WASHINGTON -- The preliminary fiscal cliff deal being negotiated by Senate Minority Leader Mitch McConnell (R-Ky.) and Vice President Joe Biden would achieve up to $790 billion in revenue over the next decade. Some of that money would be offset by extensions of tax credits and other stimulative policy, leaving roughly $715 billion in debt reduction over that same time period. Because the revenue is counted over a decade, much depends on a variety of inexact assumptions, which is why the White House calculation of the total revenue raised by the deal is only $600 billion.
The details for the deal, which are still being tinkered with, were passed along to The Huffington Post by a source with direct knowledge of the talks. While progressive lawmakers and pundits have bemoaned some of the provisions, some top Hill aides seemed increasingly bullish on the prospect of closing a deal before the day was through.
Under the framework, the Bush-era tax cuts would be extended permanently for individuals at $400,000 and joint filers at $450,000. A second Senate Democratic source familiar with the state of play confirmed those details. The top rate on ordinary income would go back to 39.6 percent and raise an estimated $370 billion in revenue over 10 years.
The same thresholds would be applied for capital gains and dividends, with the top rates in that case going up to 20 percent -- a concession to Republicans (the rate on dividends was set to return to 39.6 percent) but not far from the president's position during the campaign.
Left unaddressed, at the moment, are the $1.2 trillion in sequestration-related cuts that will be triggered on Jan. 1. The parties are arguing over how long to stave off the cuts, and whether and how to offset them.
House Republicans will make no decision on next steps until the Senate finally acts, at which point the leadership will convene the entire conference and make a party-wide decision, said a person familiar with the planning. The aim is to avoid a repeat of the Harry Reid-dubbed "mother of all debacles" that was Plan B, which was concocted by the Republican leadership and delivered to the conference, which publicly rejected it.
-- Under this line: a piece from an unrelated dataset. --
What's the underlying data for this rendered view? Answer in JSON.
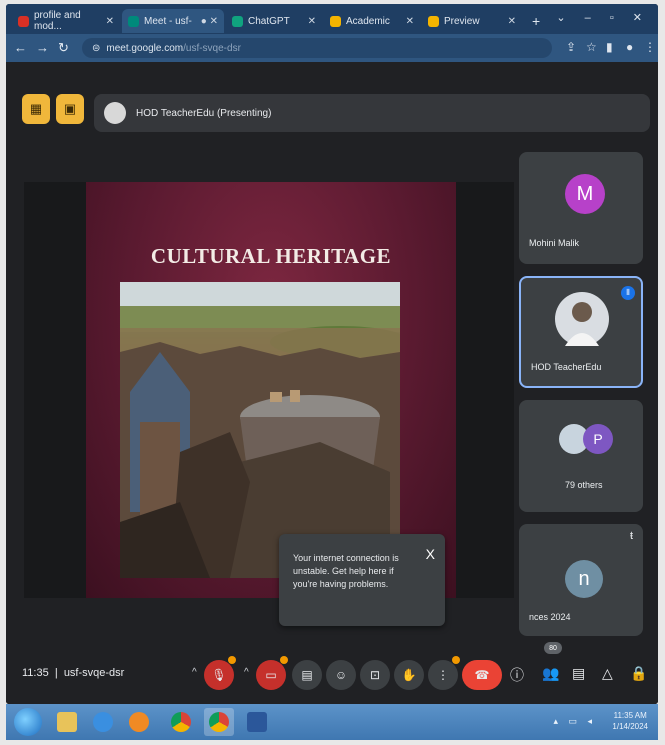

The estate tax, which had been a sticking point, will be raised slightly. Currently, it stands at 35 percent on a $5 million threshold. That would be raised to 40 percent, again on a $5 million threshold, which would raise an estimated $25 billion in revenue over 10 years.
Tax benefits would also decrease for high-income earners, with respect to their personal exemptions and itemized deductions. Under the deal being negotiated, the personal exemption phase-out would be capped at $375,000 for individual filers and $425,000 for joint filers. The limitation on itemized deductions would be set at $250,000 and $300,000 respectively. What this means, in basic terms, is that above those income levels, the value of exemptions and deductions goes down and the tax bill paid by those taking the exemptions and deductions goes up. These provisions would raise an estimated $185 billion over 10 years.
The deal being negotiated would, in addition, include a permanent patch to the alternative minimum tax, which was designed to ensure that the wealthy paid a share of taxes, but could engulf millions of middle-class earners if left untouched.
The deal would include a five-year extension of stimulative tax policies, such as the Earned Income Tax Credit, the Child Tax Credit and the college credit expansions. Democrats are counting $135 billion in savings here because they are not extending these policies over a ten year window (the savings come from letting the policies lapse in years five through 10). It's an accounting gimmick that the White House hasn't made itself, in part out of a belief that the provisions will likely be extended beyond 2017.
The deal would also include a one-year extension of the 50 percent bonus depreciation provision introduced in the American Recovery Act, which enables small businesses to deduct up to $250,000 of the cost of machinery and other equipment.
There are still major areas of disagreement to be negotiated. For example, the deal calls for a one-year resolution to the so-called doc-fix, which adjusts the amount of money doctors receive for taking Medicare patients. But as of Monday morning, there was no agreement on how to pay for it.
Both sides had also agreed that unemployment insurance should be extended for one year, affecting an estimated 2 million recipients. But again, there was a dispute over how to cover the $30 billion cost.
While those issues remain unresolved, questions also loomed over whether there was enough support among lawmakers to see the deal through.
A top Democratic Senate aide, wondering why Democrats are panicked at the prospect of a deal that keeps Bush-era tax rates for income higher than $250,000 when the House couldn't even pass one that keeps them for $1 million in income, noted that whatever happens in the Senate still needs to be dealt with by House Speaker John Boehner (R-Ohio). "What I want to know is: if Boehner couldn't get $1 million through the House and now McConnell is caving at $450,000, then how does Boehner deal with this?"